**Assignment:**
Each line below that contains "attack" should be counted; give the total alone.
Source records START
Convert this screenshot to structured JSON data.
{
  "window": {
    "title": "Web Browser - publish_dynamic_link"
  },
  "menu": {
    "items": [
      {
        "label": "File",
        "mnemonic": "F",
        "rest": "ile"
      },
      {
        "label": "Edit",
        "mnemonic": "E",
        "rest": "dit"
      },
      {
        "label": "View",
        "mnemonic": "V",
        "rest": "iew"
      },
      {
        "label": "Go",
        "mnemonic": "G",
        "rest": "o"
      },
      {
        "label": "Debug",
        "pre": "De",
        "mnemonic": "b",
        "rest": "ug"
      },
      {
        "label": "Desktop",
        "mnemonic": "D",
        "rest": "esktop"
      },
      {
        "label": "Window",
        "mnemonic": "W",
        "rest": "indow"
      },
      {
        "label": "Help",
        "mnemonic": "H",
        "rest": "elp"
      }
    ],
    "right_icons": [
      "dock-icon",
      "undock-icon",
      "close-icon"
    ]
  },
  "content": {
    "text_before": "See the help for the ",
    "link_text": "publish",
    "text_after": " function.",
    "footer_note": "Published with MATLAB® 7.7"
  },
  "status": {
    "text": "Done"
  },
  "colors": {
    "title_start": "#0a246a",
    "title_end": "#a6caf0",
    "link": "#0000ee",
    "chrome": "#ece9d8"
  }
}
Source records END
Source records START
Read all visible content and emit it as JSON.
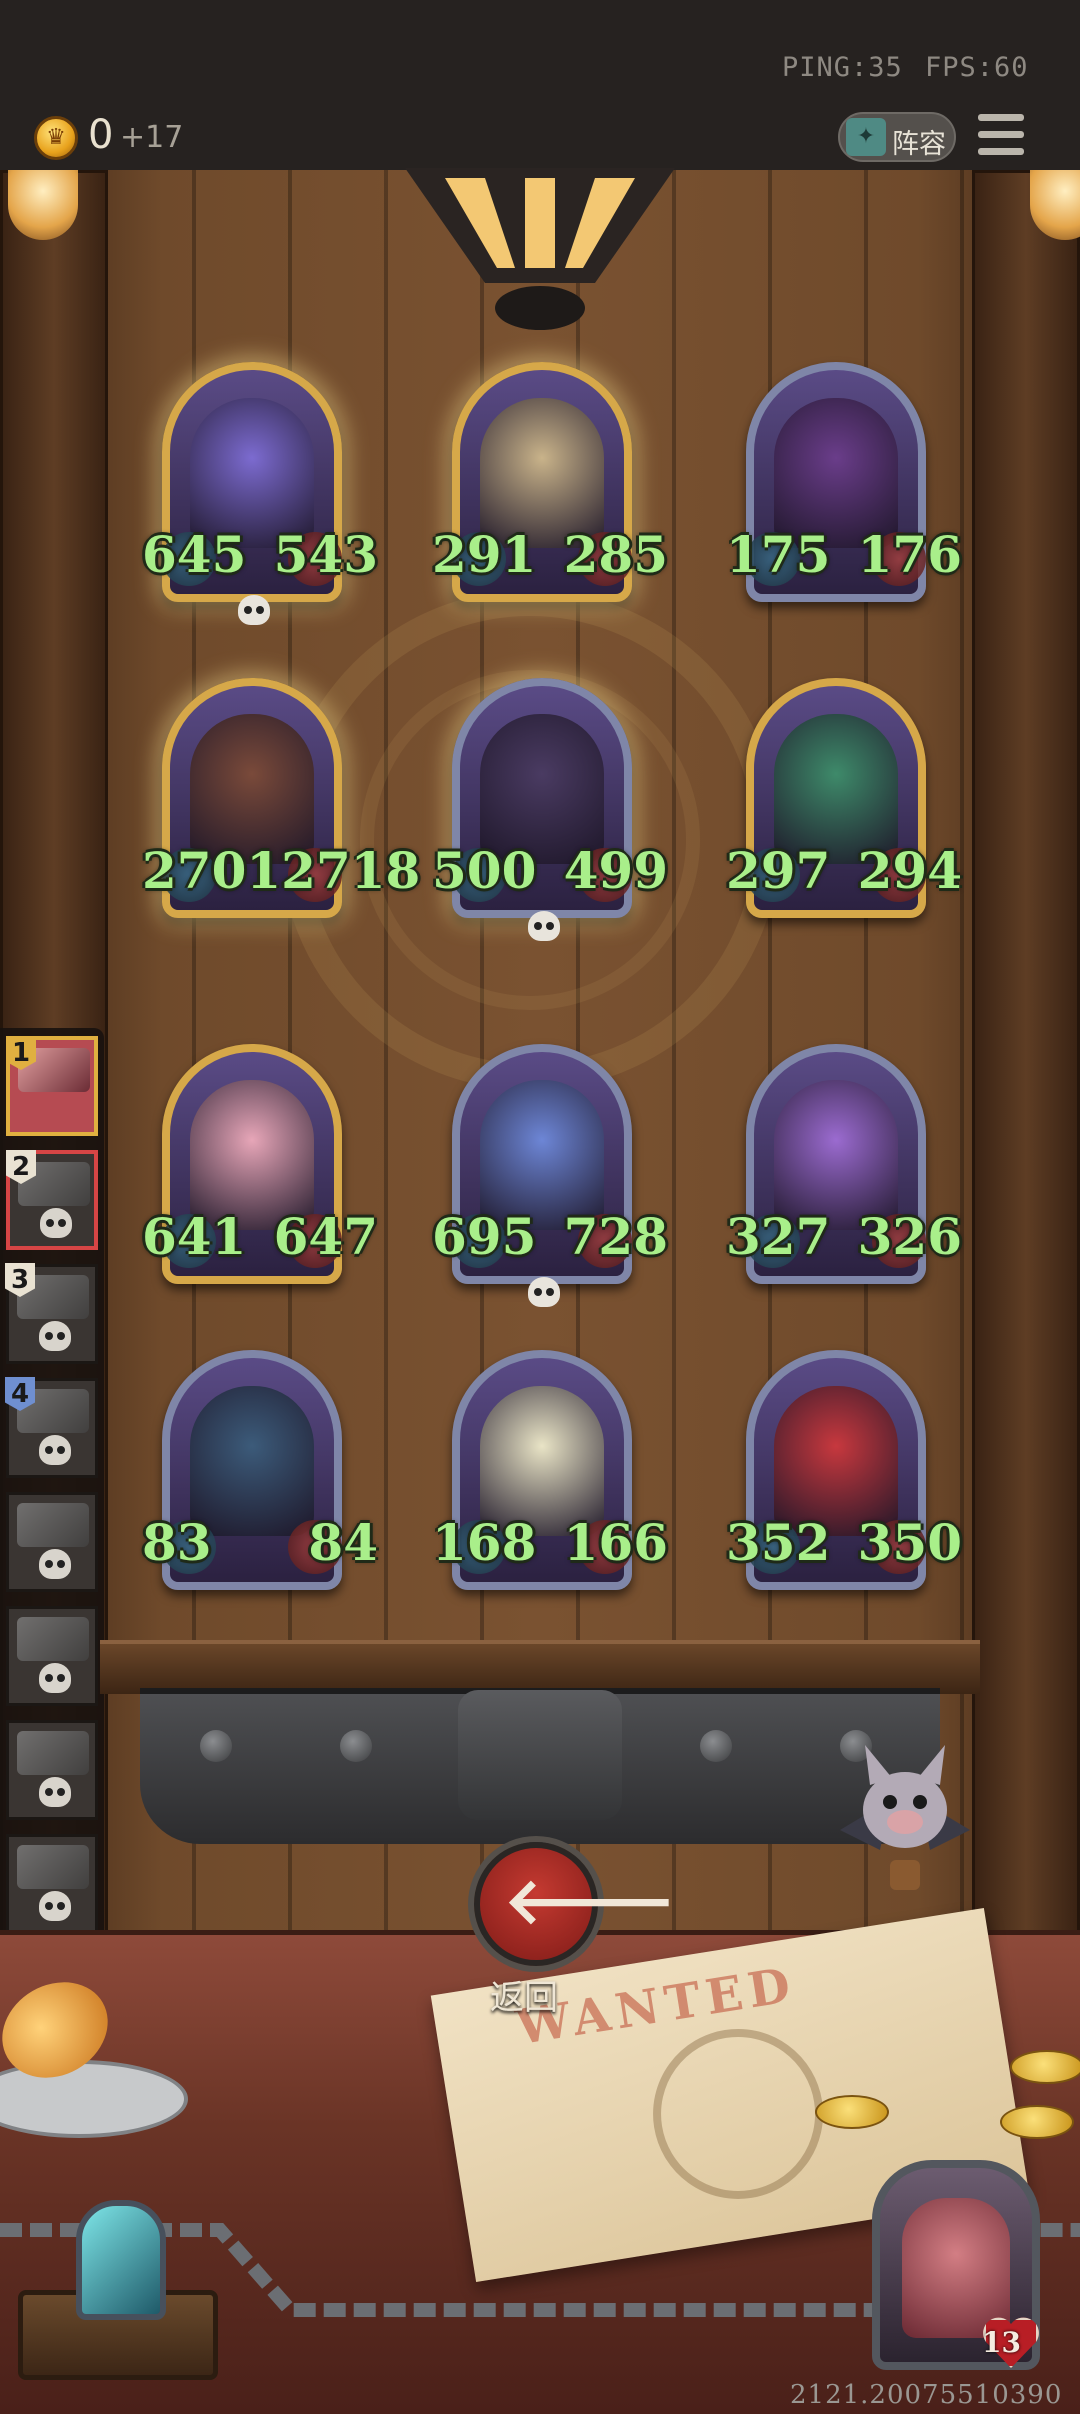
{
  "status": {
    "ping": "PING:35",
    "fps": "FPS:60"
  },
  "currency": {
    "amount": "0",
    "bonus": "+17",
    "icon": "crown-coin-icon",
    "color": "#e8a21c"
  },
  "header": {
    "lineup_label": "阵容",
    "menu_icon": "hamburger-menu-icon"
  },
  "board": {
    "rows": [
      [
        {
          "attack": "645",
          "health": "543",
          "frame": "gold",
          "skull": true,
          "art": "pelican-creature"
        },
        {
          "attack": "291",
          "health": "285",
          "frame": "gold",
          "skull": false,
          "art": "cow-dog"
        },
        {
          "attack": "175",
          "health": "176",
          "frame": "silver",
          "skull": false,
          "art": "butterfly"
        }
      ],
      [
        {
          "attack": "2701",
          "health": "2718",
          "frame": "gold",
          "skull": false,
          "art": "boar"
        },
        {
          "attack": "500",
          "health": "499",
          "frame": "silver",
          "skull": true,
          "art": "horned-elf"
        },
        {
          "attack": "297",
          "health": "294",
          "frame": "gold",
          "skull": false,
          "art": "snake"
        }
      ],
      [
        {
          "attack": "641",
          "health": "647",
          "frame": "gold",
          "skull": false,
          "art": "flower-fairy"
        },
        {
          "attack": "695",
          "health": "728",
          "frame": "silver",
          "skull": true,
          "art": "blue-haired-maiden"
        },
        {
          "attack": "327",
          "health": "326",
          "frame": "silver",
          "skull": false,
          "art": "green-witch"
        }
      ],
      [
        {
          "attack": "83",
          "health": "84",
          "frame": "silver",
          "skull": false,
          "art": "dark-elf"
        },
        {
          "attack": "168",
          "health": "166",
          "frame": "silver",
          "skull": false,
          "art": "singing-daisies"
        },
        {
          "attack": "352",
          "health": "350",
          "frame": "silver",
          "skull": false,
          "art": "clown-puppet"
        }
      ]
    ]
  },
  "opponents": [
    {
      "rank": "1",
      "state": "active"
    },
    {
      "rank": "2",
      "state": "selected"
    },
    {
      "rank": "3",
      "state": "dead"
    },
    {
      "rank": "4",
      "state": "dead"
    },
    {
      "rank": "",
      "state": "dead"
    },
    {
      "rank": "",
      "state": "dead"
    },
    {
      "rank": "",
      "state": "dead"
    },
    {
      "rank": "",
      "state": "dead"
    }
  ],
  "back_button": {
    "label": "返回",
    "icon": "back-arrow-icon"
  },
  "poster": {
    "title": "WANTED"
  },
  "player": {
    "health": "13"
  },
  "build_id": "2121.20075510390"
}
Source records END
**Exercise answer:**
12